▶ _AIM OF THE EXERCISE_: Of the lines below, copy those that hold the word "MonoBehaviour".

▶ _DATASET CONTENT_:
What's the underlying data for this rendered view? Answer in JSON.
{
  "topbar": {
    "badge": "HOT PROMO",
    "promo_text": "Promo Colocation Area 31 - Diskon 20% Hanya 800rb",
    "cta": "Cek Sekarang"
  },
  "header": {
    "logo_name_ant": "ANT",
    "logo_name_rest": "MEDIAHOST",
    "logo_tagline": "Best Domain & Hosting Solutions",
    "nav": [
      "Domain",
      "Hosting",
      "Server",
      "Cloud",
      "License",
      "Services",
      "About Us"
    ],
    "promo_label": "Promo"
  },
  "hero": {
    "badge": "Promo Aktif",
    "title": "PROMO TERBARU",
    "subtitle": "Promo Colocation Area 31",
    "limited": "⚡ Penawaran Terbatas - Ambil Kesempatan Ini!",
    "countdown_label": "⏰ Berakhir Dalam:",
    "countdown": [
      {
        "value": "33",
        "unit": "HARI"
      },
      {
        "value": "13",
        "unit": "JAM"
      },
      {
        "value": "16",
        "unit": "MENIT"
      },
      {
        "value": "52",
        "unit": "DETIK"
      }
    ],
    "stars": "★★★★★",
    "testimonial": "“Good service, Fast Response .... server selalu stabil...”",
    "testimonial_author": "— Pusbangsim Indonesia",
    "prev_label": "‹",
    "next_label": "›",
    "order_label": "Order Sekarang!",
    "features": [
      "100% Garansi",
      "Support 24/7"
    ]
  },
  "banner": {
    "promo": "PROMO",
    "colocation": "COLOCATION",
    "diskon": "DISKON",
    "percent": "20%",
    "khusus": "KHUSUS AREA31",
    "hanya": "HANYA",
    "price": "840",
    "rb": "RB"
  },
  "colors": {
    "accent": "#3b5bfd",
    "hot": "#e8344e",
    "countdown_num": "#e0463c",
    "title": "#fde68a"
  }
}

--

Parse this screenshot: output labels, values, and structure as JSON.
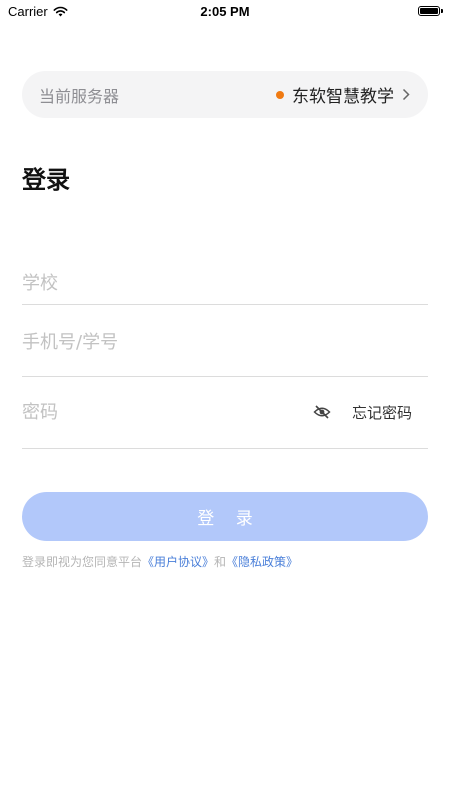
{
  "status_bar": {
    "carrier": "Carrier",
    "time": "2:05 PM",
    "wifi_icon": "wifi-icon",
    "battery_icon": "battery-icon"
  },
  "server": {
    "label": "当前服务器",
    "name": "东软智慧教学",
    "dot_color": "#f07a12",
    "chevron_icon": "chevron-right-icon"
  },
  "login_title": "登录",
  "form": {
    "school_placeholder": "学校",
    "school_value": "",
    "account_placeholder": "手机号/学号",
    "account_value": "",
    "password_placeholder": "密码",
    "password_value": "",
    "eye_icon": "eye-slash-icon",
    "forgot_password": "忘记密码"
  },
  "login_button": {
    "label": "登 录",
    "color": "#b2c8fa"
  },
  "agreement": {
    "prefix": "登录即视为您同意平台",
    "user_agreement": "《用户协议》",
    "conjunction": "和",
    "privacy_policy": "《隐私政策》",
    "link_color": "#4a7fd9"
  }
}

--

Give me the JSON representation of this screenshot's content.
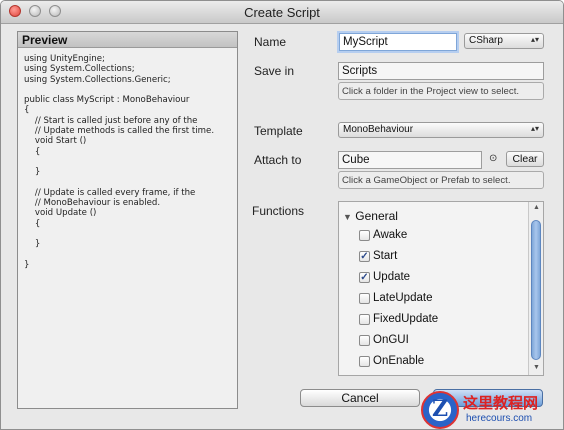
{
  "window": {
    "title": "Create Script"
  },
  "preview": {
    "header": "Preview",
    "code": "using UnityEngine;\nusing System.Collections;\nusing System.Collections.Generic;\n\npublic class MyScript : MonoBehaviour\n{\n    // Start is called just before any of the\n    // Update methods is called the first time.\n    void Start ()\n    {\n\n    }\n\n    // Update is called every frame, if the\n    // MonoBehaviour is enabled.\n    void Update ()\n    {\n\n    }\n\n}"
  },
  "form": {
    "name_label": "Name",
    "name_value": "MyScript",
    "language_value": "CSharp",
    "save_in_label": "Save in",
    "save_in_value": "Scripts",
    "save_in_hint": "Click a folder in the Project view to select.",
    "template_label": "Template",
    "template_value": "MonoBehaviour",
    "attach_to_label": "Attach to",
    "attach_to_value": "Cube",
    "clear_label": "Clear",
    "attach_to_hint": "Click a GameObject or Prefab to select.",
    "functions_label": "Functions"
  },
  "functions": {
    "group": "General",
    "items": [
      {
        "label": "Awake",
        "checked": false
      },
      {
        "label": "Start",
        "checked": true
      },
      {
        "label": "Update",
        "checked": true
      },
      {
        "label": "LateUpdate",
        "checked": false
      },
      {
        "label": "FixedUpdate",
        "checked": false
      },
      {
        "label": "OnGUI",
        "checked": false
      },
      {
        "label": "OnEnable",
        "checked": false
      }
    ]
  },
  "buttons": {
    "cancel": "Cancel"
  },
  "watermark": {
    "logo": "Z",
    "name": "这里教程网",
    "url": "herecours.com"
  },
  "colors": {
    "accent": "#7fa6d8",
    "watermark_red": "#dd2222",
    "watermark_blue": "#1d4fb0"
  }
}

▶ _ANSWER TO THIS PROBLEM_:
    "code": "using UnityEngine;\nusing System.Collections;\nusing System.Collections.Generic;\n\npublic class MyScript : MonoBehaviour\n{\n    // Start is called just before any of the\n    // Update methods is called the first time.\n    void Start ()\n    {\n\n    }\n\n    // Update is called every frame, if the\n    // MonoBehaviour is enabled.\n    void Update ()\n    {\n\n    }\n\n}"
    "template_value": "MonoBehaviour",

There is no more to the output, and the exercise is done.